Wolff: ... If we can provide answers that can make you more comfortable, we hope we can win you over. If we can't we won't -
Bill: Well, I'm gonna tell you - there's probably about 70 or 80% of people in this town that do not want you... This city is not equipped to handle you. We have eight police officers on the street in the evening... There's gonna be a whole lot of problems associated with a sports complex and a village over there.
Owens: What about the fact that they would bring in revenue to the city, which would enable them to hire more, wouldn't that be a factor also?
Bill: No, because the city is not equipped. The city doesn't have the resources. We don't have the fire engines. We don't have the police department. We don't have the ability to handle that crime that gonna be here.
Wolff: Each and every one of your comments - we have room to discuss and give you our answers -
Bill: Unless you want to float the money... the city tried to pass a utility tax twice because they don't have the resources to handle the police department, the fire department, the traffic, etc. -
Wolff: Number one - we're not asking for any taxes to be levied on anybody.

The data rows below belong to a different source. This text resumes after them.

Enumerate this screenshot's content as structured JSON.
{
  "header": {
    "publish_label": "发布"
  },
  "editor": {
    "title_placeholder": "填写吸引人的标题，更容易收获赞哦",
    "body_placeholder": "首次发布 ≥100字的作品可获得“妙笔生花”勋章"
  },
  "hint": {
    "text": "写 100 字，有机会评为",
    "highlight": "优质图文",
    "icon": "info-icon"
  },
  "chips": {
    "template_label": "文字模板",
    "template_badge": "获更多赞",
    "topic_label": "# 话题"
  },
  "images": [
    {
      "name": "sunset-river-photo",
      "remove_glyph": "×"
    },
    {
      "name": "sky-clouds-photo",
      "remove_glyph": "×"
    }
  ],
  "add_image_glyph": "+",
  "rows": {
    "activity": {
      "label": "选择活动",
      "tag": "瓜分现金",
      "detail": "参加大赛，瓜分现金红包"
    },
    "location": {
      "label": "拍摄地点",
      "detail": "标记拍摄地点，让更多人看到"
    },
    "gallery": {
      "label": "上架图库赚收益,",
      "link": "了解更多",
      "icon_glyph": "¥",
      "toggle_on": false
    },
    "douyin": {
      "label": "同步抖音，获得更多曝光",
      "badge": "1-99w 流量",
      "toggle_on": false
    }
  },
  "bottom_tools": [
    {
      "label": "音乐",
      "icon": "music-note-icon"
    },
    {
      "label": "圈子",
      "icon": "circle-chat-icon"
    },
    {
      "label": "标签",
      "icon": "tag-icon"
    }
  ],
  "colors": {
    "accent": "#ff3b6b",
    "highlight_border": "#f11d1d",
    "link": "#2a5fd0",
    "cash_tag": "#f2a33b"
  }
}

The generation of what we do at the village, if - and it is a low density urban village - if it's something the community wants - will generate its own revenue to pay for schools, taxes... We're gonna try to go through a process to answer the very valid questions you're asking. We think baseball is a very clean, healthy, family sport. We have very few incidents or problems where we play today, and we'll have less in Fremont.
Bill: First of all the crime rate in Fremont is rising. You need to look at the statistics. Number two, if you put this on a ballot now, the city won't even let this go to a ballot measure because they know it's going to go down to defeat.
Owens: It's interesting, because that's what I was going to ask. I would have to presume that before you even propose a ballpark, you'd have to do some kind of polling to see if the people wanted it there.
Wolff: We're going through a process of determining what we want to put on the land. Right now that land could be developed with about 3.5 million square feet of office space. Just the same problems (Bill) is talking about could be generated even worse by that.
Wolff went on to say that the A's haven't done a survey, but they have gotten numerous positive phone calls regarding the project.
The "net profit" comment was a bit of a surprise. Here's a quick explanation. Putting an extra 10,000 seats on the ballpark means adding an extra deck. That would cost around $100 million. Over 25 years at 6%, that's around $7 million a year. Divide that figure by $35 per person ($24 per ticket + $11 in concessions), and you need 200,000 extra people per season just to break even on the additional cost associated with the additional seating. That boils down to roughly 2,500 additional attendees per game. Once you get past the 25,000 mark, attendance tends to be marginal. It makes more sense to have additional temporary or portable seating that can be made available for big games.